item MURDOCH, BRENDA - University Of Idaho

Submitted to: World Congress of Genetics Applied in Livestock Production
Publication Type: Proceedings
Publication Acceptance Date: 3/1/2022
Publication Date: N/A
Citation: N/A

Interpretive Summary: Katahdin sheep are a composite hair breed reared for meat production and known for parasite resistance traits. It is important to understand heterozygosity, inbreeding and effective population size in a study population which tell us about genetic diversity, potential introduction of mistakes in genes which could affect economic traits such as growth and reproduction. Scientists from Agricultural Research Service - Booneville, AR, University of Idaho, University of Nebraska-Lincoln, and Round Mountain Katahdin, AR, genotyped a population of sheep from 23 flocks in the U.S. which represented nearly 5,000 animals to determine that mean inbreeding of Katahdin sheep was lower than that reported for other sheep breeds, mean heterozygosity was greater and effective population size was intermediate to estimates for other breeds. This information is important to sheep producers, geneticists, breeders, and scientists to understand diversity of genetics in sheep populations and make decisions about future breeding and selection.

Technical Abstract: Katahdin sheep are a composite hair breed reared for meat production and known for parasite resistance traits.

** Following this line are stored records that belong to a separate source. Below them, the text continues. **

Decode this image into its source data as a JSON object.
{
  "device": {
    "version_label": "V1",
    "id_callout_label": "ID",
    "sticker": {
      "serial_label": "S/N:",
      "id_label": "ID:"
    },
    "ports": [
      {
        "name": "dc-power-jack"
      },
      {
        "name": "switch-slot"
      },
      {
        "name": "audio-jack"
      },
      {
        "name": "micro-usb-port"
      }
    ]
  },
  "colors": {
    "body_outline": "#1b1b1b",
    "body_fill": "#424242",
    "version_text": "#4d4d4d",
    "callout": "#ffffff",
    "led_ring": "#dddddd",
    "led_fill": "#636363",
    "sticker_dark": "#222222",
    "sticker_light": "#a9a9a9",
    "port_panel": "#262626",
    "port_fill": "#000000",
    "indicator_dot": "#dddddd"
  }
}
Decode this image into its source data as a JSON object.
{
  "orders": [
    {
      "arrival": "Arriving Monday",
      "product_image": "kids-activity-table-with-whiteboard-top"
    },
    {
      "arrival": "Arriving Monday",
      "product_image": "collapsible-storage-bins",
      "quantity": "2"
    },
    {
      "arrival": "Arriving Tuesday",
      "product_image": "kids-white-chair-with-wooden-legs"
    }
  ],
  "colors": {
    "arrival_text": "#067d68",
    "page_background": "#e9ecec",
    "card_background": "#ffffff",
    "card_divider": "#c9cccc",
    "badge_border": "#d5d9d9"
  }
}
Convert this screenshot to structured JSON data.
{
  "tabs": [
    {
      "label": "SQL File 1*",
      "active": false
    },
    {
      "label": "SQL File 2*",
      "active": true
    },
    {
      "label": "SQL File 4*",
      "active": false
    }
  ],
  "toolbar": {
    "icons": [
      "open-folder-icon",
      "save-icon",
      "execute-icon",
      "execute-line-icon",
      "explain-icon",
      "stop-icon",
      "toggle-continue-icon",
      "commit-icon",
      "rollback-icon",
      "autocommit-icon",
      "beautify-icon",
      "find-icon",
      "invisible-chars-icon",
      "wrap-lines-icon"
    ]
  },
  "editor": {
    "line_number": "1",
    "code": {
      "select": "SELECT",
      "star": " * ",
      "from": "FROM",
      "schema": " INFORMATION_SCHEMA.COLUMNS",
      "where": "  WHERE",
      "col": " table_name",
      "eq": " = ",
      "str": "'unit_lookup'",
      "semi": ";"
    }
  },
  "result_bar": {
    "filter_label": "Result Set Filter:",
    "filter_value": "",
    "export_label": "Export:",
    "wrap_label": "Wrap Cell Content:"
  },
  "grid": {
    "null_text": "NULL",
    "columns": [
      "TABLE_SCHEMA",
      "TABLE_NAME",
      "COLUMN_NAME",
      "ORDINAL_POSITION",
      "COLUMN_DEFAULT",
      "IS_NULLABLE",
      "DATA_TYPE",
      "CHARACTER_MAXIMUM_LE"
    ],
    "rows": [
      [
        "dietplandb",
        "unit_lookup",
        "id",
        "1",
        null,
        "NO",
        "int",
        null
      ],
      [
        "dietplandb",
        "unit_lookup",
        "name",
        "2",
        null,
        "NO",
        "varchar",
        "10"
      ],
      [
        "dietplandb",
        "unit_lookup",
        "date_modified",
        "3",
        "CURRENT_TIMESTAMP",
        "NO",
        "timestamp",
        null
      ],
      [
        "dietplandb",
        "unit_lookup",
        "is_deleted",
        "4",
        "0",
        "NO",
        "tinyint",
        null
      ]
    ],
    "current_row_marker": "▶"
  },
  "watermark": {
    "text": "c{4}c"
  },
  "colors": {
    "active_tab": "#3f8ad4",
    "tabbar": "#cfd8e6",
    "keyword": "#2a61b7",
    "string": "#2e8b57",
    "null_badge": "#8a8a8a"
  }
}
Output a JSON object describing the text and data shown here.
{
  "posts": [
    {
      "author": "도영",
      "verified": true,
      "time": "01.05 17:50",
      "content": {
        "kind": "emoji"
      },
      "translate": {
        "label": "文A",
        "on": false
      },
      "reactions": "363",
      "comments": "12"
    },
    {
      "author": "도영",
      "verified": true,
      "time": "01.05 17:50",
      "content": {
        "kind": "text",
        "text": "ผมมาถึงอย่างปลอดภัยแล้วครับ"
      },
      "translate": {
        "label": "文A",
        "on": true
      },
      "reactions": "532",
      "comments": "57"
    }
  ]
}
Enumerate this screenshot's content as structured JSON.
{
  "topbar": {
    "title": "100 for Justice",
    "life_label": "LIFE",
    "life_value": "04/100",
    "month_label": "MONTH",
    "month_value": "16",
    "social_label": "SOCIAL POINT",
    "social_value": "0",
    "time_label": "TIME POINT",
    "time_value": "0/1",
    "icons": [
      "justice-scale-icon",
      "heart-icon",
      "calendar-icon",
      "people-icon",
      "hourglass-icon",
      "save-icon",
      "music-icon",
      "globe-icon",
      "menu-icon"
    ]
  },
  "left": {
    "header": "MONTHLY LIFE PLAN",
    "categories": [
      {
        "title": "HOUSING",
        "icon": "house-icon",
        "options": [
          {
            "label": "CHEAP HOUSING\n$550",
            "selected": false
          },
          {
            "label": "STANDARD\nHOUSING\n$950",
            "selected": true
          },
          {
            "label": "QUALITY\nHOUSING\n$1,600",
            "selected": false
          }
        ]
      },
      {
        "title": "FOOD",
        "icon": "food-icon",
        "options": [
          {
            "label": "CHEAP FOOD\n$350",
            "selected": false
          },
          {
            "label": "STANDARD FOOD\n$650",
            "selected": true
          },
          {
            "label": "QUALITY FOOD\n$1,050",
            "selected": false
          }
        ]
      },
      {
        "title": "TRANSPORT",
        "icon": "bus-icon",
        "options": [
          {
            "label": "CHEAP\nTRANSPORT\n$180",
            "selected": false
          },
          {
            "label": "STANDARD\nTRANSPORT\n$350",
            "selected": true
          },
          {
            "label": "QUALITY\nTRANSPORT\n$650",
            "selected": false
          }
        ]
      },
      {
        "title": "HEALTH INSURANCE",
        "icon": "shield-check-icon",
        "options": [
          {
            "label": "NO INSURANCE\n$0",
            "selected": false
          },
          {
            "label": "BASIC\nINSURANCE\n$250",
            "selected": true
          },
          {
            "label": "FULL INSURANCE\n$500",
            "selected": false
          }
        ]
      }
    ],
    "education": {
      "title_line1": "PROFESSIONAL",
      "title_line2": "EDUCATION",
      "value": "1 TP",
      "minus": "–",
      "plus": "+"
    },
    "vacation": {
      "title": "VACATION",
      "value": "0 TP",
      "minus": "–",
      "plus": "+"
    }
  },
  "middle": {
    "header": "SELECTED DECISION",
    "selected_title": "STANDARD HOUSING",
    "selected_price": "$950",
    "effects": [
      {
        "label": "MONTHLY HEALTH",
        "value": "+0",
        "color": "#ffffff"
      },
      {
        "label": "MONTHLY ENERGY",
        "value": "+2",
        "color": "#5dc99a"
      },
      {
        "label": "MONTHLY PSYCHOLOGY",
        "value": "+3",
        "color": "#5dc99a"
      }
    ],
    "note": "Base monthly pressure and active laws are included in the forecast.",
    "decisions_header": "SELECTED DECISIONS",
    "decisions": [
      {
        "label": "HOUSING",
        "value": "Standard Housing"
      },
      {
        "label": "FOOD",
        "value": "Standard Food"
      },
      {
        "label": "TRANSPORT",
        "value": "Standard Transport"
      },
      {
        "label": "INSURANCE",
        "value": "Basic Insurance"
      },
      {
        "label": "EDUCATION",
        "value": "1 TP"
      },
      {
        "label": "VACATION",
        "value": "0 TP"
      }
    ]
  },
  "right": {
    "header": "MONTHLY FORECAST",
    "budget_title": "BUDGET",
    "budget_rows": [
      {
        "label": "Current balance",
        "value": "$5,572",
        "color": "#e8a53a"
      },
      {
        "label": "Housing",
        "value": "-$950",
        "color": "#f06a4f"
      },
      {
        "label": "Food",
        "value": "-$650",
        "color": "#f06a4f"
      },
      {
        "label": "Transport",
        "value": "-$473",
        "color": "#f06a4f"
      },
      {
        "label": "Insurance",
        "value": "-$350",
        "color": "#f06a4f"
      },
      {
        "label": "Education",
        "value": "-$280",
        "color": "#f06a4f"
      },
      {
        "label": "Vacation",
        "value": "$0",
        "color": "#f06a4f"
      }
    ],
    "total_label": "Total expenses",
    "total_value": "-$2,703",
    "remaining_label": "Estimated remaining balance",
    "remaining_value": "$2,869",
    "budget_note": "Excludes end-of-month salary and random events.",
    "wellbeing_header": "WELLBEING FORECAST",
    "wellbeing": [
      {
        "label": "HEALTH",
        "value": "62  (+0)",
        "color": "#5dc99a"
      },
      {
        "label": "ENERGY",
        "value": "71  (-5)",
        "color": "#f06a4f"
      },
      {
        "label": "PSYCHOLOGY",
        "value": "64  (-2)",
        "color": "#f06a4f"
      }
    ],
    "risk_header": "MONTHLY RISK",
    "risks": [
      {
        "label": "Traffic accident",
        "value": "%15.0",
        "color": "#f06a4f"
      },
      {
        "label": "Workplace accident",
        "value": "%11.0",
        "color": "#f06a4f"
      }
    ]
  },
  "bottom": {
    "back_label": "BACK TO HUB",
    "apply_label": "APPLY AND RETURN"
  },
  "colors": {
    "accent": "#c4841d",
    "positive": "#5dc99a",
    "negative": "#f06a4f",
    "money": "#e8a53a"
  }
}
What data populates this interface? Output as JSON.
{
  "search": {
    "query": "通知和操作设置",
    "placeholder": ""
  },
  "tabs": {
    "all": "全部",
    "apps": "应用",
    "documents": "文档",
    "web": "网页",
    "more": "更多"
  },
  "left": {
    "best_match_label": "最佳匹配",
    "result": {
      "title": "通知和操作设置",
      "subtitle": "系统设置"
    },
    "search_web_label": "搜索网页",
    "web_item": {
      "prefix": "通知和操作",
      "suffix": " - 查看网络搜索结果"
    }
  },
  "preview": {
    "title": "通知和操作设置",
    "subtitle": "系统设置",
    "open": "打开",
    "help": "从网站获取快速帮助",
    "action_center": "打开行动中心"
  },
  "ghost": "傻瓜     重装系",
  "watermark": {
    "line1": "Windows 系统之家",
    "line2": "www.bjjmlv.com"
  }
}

The aim of this study was to calculate observed heterozygosity (HetO), inbreeding coefficients and effective population size (Ne) in a study population representing 23 U.S. flocks (N = 4,884 sheep) with 50K genotype data. In the U.S. Katahdin, mean HetO was 0.37 and mean inbreeding coefficient (Fhat2) was 0.01. Inbreeding coefficient estimates were statistically different (Kruskal-Wallis P-value < 2.2e-16) between flocks. The Ne of the study population examined was N = 172 at 13 generations ago, with average linkage disequilibrium r2 of 0.04 for the generation. Maintaining genetic diversity relies upon maximizing Ne and minimizing inbreeding within a population. The current study found that mean inbreeding of Katahdin sheep was lower than published for other sheep breeds, mean HetO was greater and Ne was intermediate to estimates for other breeds.